DATASET RECORDS:
———

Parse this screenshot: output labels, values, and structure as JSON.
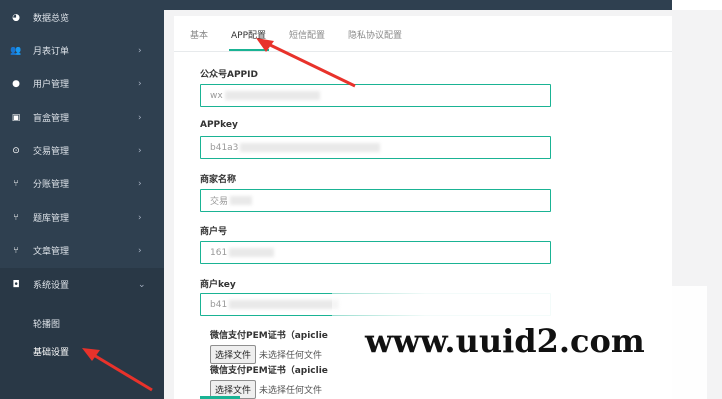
{
  "sidebar": {
    "items": [
      {
        "icon": "pie-chart-icon",
        "label": "数据总览",
        "arrow": ""
      },
      {
        "icon": "users-icon",
        "label": "月表订单",
        "arrow": "›"
      },
      {
        "icon": "user-icon",
        "label": "用户管理",
        "arrow": "›"
      },
      {
        "icon": "box-icon",
        "label": "盲盒管理",
        "arrow": "›"
      },
      {
        "icon": "exchange-icon",
        "label": "交易管理",
        "arrow": "›"
      },
      {
        "icon": "fork-icon",
        "label": "分账管理",
        "arrow": "›"
      },
      {
        "icon": "fork-icon",
        "label": "题库管理",
        "arrow": "›"
      },
      {
        "icon": "fork-icon",
        "label": "文章管理",
        "arrow": "›"
      },
      {
        "icon": "settings-icon",
        "label": "系统设置",
        "arrow": "⌄"
      }
    ],
    "sub_items": [
      {
        "label": "轮播图"
      },
      {
        "label": "基础设置"
      }
    ]
  },
  "tabs": [
    {
      "label": "基本"
    },
    {
      "label": "APP配置"
    },
    {
      "label": "短信配置"
    },
    {
      "label": "隐私协议配置"
    }
  ],
  "form": {
    "fields": [
      {
        "label": "公众号APPID",
        "value_visible": "wx"
      },
      {
        "label": "APPkey",
        "value_visible": "b41a3"
      },
      {
        "label": "商家名称",
        "value_visible": "交易"
      },
      {
        "label": "商户号",
        "value_visible": "161"
      },
      {
        "label": "商户key",
        "value_visible": "b41"
      }
    ],
    "certs": [
      {
        "label": "微信支付PEM证书（apiclie",
        "button": "选择文件",
        "status": "未选择任何文件"
      },
      {
        "label": "微信支付PEM证书（apiclie",
        "button": "选择文件",
        "status": "未选择任何文件"
      }
    ]
  },
  "watermark": "www.uuid2.com",
  "colors": {
    "sidebar_bg": "#2f4050",
    "accent": "#1ab394",
    "annotation_arrow": "#e8322b"
  }
}
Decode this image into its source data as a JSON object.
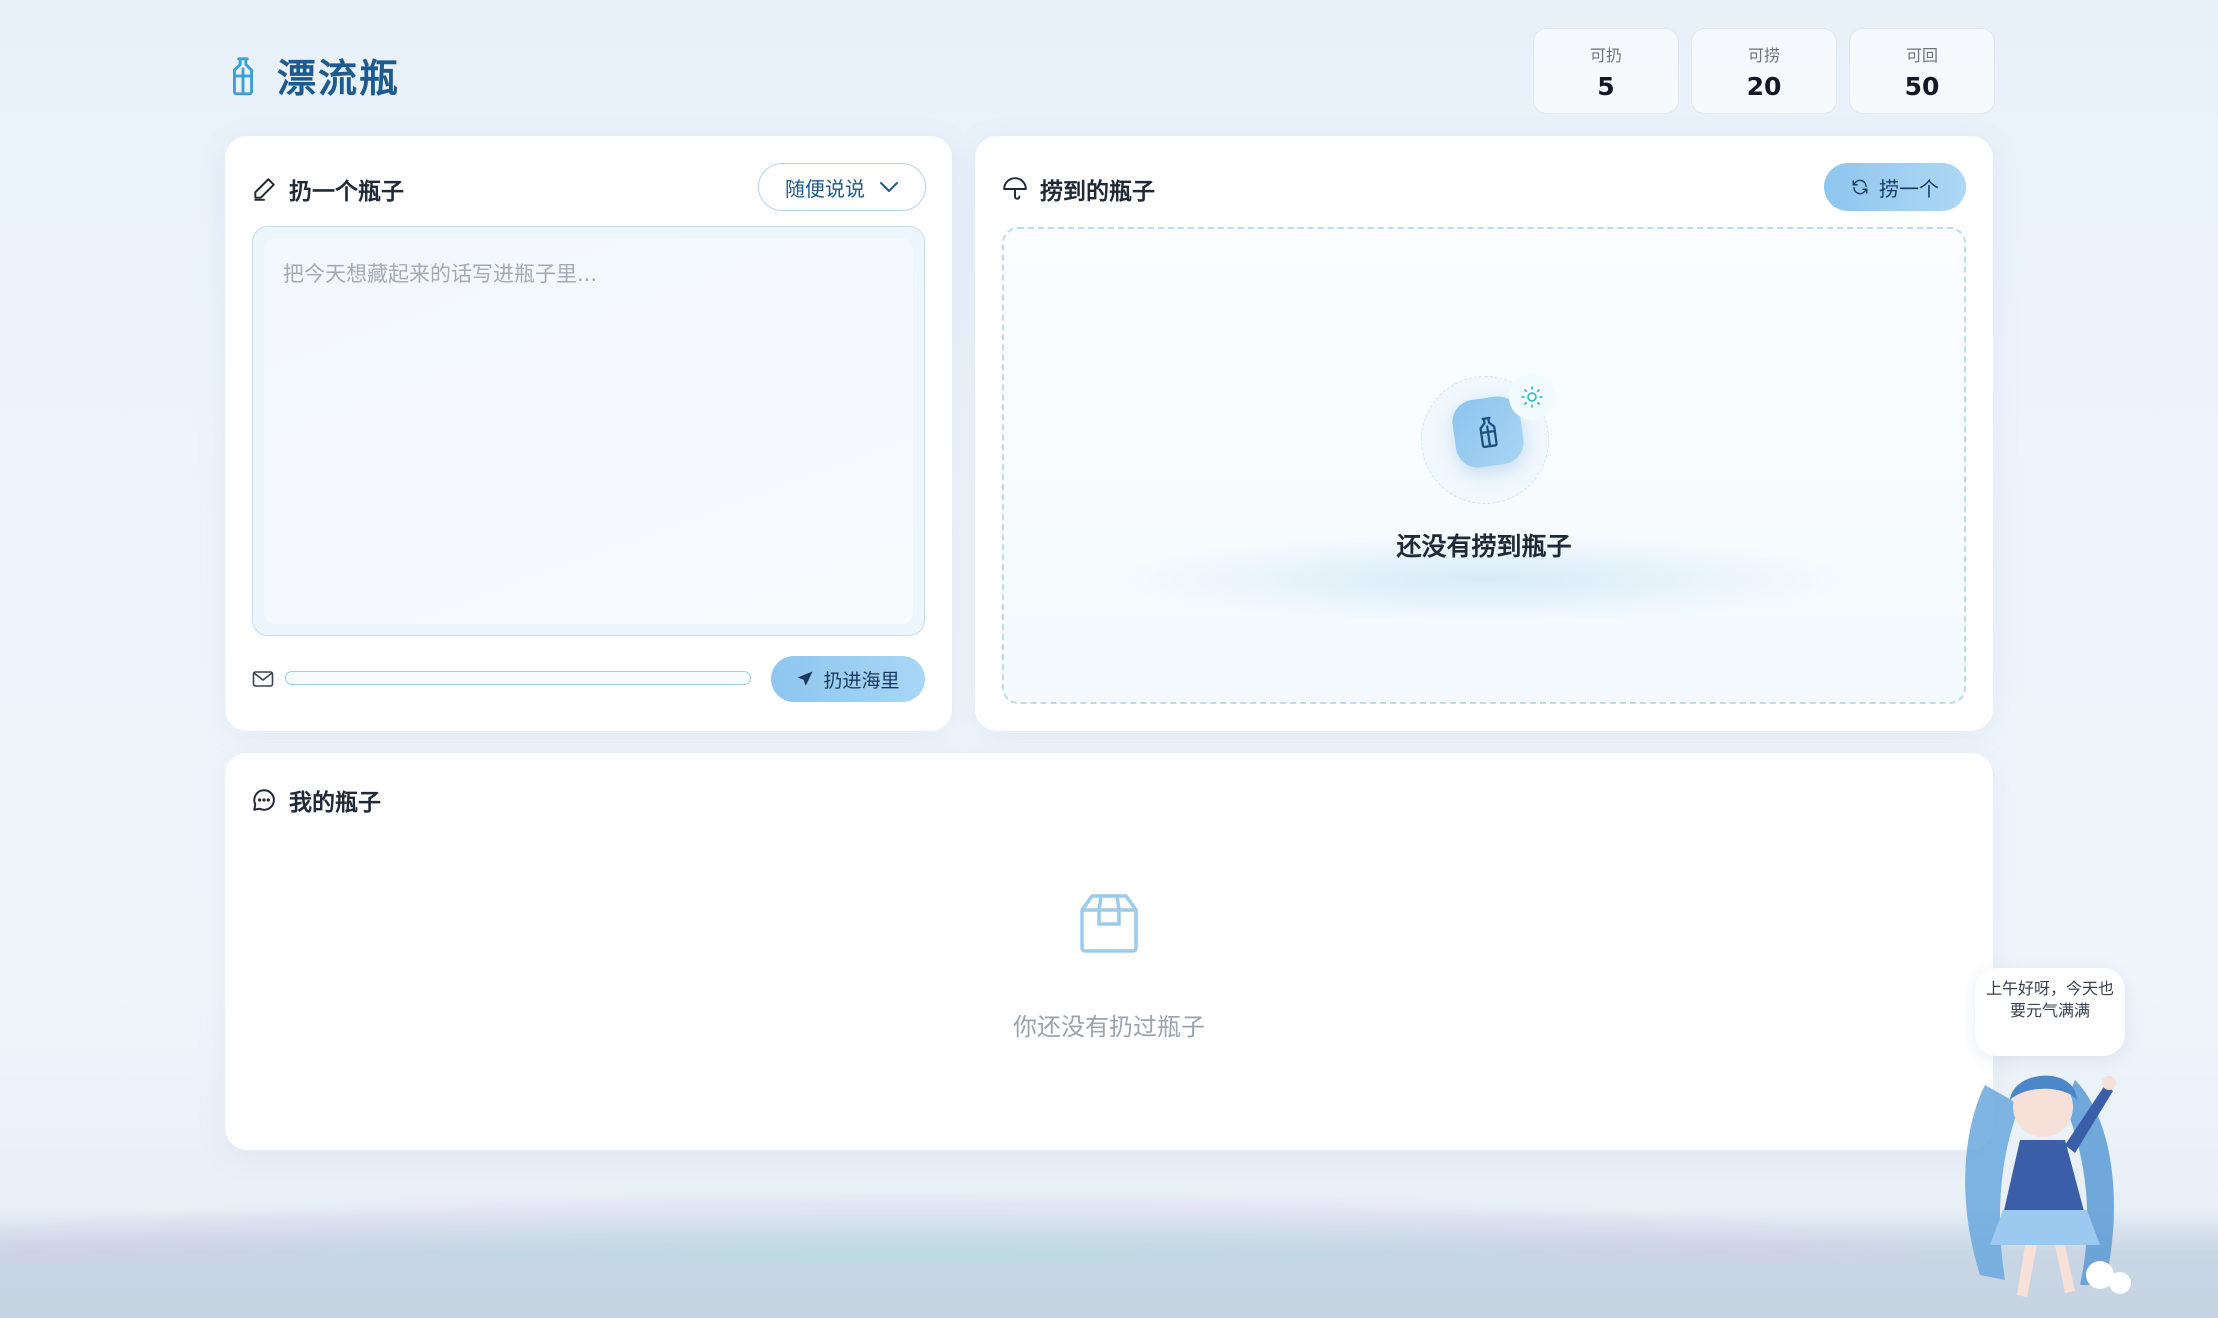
{
  "app": {
    "title": "漂流瓶"
  },
  "stats": [
    {
      "label": "可扔",
      "value": "5"
    },
    {
      "label": "可捞",
      "value": "20"
    },
    {
      "label": "可回",
      "value": "50"
    }
  ],
  "throw_card": {
    "title": "扔一个瓶子",
    "mood_selected": "随便说说",
    "placeholder": "把今天想藏起来的话写进瓶子里...",
    "button": "扔进海里",
    "progress_fraction": 0
  },
  "fish_card": {
    "title": "捞到的瓶子",
    "button": "捞一个",
    "empty_text": "还没有捞到瓶子"
  },
  "mine_card": {
    "title": "我的瓶子",
    "empty_text": "你还没有扔过瓶子"
  },
  "mascot": {
    "bubble": "上午好呀，今天也要元气满满"
  },
  "colors": {
    "accent": "#8ec6ef",
    "brand": "#1d5a92",
    "outline": "#b7d3ec"
  }
}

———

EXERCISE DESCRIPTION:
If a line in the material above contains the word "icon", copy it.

THE ANSWER:
        "icon": "pie-chart-icon",
        "icon": "users-icon",
        "icon": "user-icon",
        "icon": "box-icon",
        "icon": "exchange-icon",
        "icon": "fork-icon",
        "icon": "fork-icon",
        "icon": "fork-icon",
        "icon": "settings-icon",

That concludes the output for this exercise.